» **WORK INSTRUCTION**:
Each entry shown below is to be reproduced exactly.
[PROVIDED INFORMATION — start]
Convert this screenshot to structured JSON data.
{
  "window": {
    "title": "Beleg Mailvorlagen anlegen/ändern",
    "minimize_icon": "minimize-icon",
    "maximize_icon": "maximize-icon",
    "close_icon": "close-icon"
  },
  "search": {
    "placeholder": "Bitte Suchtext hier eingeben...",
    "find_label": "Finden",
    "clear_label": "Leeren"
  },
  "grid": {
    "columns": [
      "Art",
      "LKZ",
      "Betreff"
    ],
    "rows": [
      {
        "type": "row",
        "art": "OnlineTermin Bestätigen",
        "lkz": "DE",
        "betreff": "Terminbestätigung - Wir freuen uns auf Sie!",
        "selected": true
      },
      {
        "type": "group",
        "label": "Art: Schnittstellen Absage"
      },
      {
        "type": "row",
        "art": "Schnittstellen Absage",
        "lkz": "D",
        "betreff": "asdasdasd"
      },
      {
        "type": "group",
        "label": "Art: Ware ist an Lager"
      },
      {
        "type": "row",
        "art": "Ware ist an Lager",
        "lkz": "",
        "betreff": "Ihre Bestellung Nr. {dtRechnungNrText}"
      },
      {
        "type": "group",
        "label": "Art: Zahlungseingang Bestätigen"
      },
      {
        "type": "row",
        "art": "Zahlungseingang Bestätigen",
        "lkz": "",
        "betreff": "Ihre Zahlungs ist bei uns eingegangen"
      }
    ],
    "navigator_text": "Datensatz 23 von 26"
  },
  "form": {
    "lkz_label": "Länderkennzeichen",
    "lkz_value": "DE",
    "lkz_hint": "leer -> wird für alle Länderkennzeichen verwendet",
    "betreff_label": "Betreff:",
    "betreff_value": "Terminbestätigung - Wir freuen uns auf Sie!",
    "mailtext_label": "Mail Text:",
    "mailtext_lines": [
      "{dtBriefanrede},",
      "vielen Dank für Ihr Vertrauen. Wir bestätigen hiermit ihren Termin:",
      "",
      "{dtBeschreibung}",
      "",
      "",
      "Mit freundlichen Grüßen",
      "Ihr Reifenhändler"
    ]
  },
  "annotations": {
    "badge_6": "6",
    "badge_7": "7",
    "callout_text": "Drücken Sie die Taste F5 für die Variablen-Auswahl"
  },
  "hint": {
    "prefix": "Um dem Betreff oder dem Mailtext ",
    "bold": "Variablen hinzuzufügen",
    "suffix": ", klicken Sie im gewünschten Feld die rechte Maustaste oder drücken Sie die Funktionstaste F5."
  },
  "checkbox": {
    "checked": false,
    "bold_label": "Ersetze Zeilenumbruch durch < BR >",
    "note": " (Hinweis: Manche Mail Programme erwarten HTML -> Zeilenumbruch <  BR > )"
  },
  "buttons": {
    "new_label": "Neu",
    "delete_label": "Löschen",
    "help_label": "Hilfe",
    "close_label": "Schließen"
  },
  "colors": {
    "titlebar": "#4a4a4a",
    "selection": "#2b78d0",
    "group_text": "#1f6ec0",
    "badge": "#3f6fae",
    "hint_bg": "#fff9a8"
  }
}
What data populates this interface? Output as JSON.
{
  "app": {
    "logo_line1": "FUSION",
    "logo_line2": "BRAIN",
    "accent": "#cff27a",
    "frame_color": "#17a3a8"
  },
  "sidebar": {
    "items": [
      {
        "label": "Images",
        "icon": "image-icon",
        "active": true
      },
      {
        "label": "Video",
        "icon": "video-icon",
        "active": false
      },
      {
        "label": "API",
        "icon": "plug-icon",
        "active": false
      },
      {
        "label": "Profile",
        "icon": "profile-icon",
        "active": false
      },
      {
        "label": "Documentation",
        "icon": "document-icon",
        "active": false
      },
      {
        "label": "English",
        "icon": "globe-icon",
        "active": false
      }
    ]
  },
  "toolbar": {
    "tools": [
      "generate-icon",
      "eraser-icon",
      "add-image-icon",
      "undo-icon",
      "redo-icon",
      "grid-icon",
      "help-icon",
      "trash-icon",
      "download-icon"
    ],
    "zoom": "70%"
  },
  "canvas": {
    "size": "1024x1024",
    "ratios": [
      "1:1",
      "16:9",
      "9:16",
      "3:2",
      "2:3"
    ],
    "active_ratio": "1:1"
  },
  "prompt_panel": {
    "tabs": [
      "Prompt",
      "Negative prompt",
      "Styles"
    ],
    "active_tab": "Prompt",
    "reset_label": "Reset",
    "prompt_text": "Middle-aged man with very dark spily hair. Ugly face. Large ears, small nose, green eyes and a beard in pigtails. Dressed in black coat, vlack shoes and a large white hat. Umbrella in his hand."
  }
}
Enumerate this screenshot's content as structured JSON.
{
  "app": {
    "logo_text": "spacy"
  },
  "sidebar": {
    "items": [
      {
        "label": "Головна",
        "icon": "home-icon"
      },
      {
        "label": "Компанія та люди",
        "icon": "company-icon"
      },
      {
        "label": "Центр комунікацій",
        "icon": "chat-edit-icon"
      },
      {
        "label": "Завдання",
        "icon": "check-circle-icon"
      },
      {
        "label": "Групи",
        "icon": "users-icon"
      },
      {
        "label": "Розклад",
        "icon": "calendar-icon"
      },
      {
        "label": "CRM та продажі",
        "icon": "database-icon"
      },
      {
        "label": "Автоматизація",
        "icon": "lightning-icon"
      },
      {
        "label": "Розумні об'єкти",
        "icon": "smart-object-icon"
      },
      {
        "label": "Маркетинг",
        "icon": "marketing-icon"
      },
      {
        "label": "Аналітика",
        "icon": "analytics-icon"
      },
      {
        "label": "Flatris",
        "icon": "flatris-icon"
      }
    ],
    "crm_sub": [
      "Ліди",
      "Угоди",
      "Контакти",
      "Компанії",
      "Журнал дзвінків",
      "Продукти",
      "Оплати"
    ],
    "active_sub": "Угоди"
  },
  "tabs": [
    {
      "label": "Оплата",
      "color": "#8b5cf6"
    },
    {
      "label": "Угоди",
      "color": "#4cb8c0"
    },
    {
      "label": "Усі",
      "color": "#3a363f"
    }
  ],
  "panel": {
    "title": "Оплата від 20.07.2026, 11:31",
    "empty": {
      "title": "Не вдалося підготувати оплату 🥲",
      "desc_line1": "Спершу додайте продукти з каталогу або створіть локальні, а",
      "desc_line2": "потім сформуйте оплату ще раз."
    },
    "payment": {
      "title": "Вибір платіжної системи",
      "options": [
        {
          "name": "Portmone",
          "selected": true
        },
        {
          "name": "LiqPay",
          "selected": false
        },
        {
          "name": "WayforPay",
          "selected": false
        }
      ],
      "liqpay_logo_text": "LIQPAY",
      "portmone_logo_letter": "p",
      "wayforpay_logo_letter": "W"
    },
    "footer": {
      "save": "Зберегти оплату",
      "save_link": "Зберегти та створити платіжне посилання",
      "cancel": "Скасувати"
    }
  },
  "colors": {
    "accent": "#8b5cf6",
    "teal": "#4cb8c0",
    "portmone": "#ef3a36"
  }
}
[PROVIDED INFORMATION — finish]
» **WRITTEN ANSWER**:
Convert this screenshot to structured JSON data.
{
  "window": {
    "title": "Beleg Mailvorlagen anlegen/ändern",
    "minimize_icon": "minimize-icon",
    "maximize_icon": "maximize-icon",
    "close_icon": "close-icon"
  },
  "search": {
    "placeholder": "Bitte Suchtext hier eingeben...",
    "find_label": "Finden",
    "clear_label": "Leeren"
  },
  "grid": {
    "columns": [
      "Art",
      "LKZ",
      "Betreff"
    ],
    "rows": [
      {
        "type": "row",
        "art": "OnlineTermin Bestätigen",
        "lkz": "DE",
        "betreff": "Terminbestätigung - Wir freuen uns auf Sie!",
        "selected": true
      },
      {
        "type": "group",
        "label": "Art: Schnittstellen Absage"
      },
      {
        "type": "row",
        "art": "Schnittstellen Absage",
        "lkz": "D",
        "betreff": "asdasdasd"
      },
      {
        "type": "group",
        "label": "Art: Ware ist an Lager"
      },
      {
        "type": "row",
        "art": "Ware ist an Lager",
        "lkz": "",
        "betreff": "Ihre Bestellung Nr. {dtRechnungNrText}"
      },
      {
        "type": "group",
        "label": "Art: Zahlungseingang Bestätigen"
      },
      {
        "type": "row",
        "art": "Zahlungseingang Bestätigen",
        "lkz": "",
        "betreff": "Ihre Zahlungs ist bei uns eingegangen"
      }
    ],
    "navigator_text": "Datensatz 23 von 26"
  },
  "form": {
    "lkz_label": "Länderkennzeichen",
    "lkz_value": "DE",
    "lkz_hint": "leer -> wird für alle Länderkennzeichen verwendet",
    "betreff_label": "Betreff:",
    "betreff_value": "Terminbestätigung - Wir freuen uns auf Sie!",
    "mailtext_label": "Mail Text:",
    "mailtext_lines": [
      "{dtBriefanrede},",
      "vielen Dank für Ihr Vertrauen. Wir bestätigen hiermit ihren Termin:",
      "",
      "{dtBeschreibung}",
      "",
      "",
      "Mit freundlichen Grüßen",
      "Ihr Reifenhändler"
    ]
  },
  "annotations": {
    "badge_6": "6",
    "badge_7": "7",
    "callout_text": "Drücken Sie die Taste F5 für die Variablen-Auswahl"
  },
  "hint": {
    "prefix": "Um dem Betreff oder dem Mailtext ",
    "bold": "Variablen hinzuzufügen",
    "suffix": ", klicken Sie im gewünschten Feld die rechte Maustaste oder drücken Sie die Funktionstaste F5."
  },
  "checkbox": {
    "checked": false,
    "bold_label": "Ersetze Zeilenumbruch durch < BR >",
    "note": " (Hinweis: Manche Mail Programme erwarten HTML -> Zeilenumbruch <  BR > )"
  },
  "buttons": {
    "new_label": "Neu",
    "delete_label": "Löschen",
    "help_label": "Hilfe",
    "close_label": "Schließen"
  },
  "colors": {
    "titlebar": "#4a4a4a",
    "selection": "#2b78d0",
    "group_text": "#1f6ec0",
    "badge": "#3f6fae",
    "hint_bg": "#fff9a8"
  }
}
What data populates this interface? Output as JSON.
{
  "app": {
    "logo_line1": "FUSION",
    "logo_line2": "BRAIN",
    "accent": "#cff27a",
    "frame_color": "#17a3a8"
  },
  "sidebar": {
    "items": [
      {
        "label": "Images",
        "icon": "image-icon",
        "active": true
      },
      {
        "label": "Video",
        "icon": "video-icon",
        "active": false
      },
      {
        "label": "API",
        "icon": "plug-icon",
        "active": false
      },
      {
        "label": "Profile",
        "icon": "profile-icon",
        "active": false
      },
      {
        "label": "Documentation",
        "icon": "document-icon",
        "active": false
      },
      {
        "label": "English",
        "icon": "globe-icon",
        "active": false
      }
    ]
  },
  "toolbar": {
    "tools": [
      "generate-icon",
      "eraser-icon",
      "add-image-icon",
      "undo-icon",
      "redo-icon",
      "grid-icon",
      "help-icon",
      "trash-icon",
      "download-icon"
    ],
    "zoom": "70%"
  },
  "canvas": {
    "size": "1024x1024",
    "ratios": [
      "1:1",
      "16:9",
      "9:16",
      "3:2",
      "2:3"
    ],
    "active_ratio": "1:1"
  },
  "prompt_panel": {
    "tabs": [
      "Prompt",
      "Negative prompt",
      "Styles"
    ],
    "active_tab": "Prompt",
    "reset_label": "Reset",
    "prompt_text": "Middle-aged man with very dark spily hair. Ugly face. Large ears, small nose, green eyes and a beard in pigtails. Dressed in black coat, vlack shoes and a large white hat. Umbrella in his hand."
  }
}
Enumerate this screenshot's content as structured JSON.
{
  "app": {
    "logo_text": "spacy"
  },
  "sidebar": {
    "items": [
      {
        "label": "Головна",
        "icon": "home-icon"
      },
      {
        "label": "Компанія та люди",
        "icon": "company-icon"
      },
      {
        "label": "Центр комунікацій",
        "icon": "chat-edit-icon"
      },
      {
        "label": "Завдання",
        "icon": "check-circle-icon"
      },
      {
        "label": "Групи",
        "icon": "users-icon"
      },
      {
        "label": "Розклад",
        "icon": "calendar-icon"
      },
      {
        "label": "CRM та продажі",
        "icon": "database-icon"
      },
      {
        "label": "Автоматизація",
        "icon": "lightning-icon"
      },
      {
        "label": "Розумні об'єкти",
        "icon": "smart-object-icon"
      },
      {
        "label": "Маркетинг",
        "icon": "marketing-icon"
      },
      {
        "label": "Аналітика",
        "icon": "analytics-icon"
      },
      {
        "label": "Flatris",
        "icon": "flatris-icon"
      }
    ],
    "crm_sub": [
      "Ліди",
      "Угоди",
      "Контакти",
      "Компанії",
      "Журнал дзвінків",
      "Продукти",
      "Оплати"
    ],
    "active_sub": "Угоди"
  },
  "tabs": [
    {
      "label": "Оплата",
      "color": "#8b5cf6"
    },
    {
      "label": "Угоди",
      "color": "#4cb8c0"
    },
    {
      "label": "Усі",
      "color": "#3a363f"
    }
  ],
  "panel": {
    "title": "Оплата від 20.07.2026, 11:31",
    "empty": {
      "title": "Не вдалося підготувати оплату 🥲",
      "desc_line1": "Спершу додайте продукти з каталогу або створіть локальні, а",
      "desc_line2": "потім сформуйте оплату ще раз."
    },
    "payment": {
      "title": "Вибір платіжної системи",
      "options": [
        {
          "name": "Portmone",
          "selected": true
        },
        {
          "name": "LiqPay",
          "selected": false
        },
        {
          "name": "WayforPay",
          "selected": false
        }
      ],
      "liqpay_logo_text": "LIQPAY",
      "portmone_logo_letter": "p",
      "wayforpay_logo_letter": "W"
    },
    "footer": {
      "save": "Зберегти оплату",
      "save_link": "Зберегти та створити платіжне посилання",
      "cancel": "Скасувати"
    }
  },
  "colors": {
    "accent": "#8b5cf6",
    "teal": "#4cb8c0",
    "portmone": "#ef3a36"
  }
}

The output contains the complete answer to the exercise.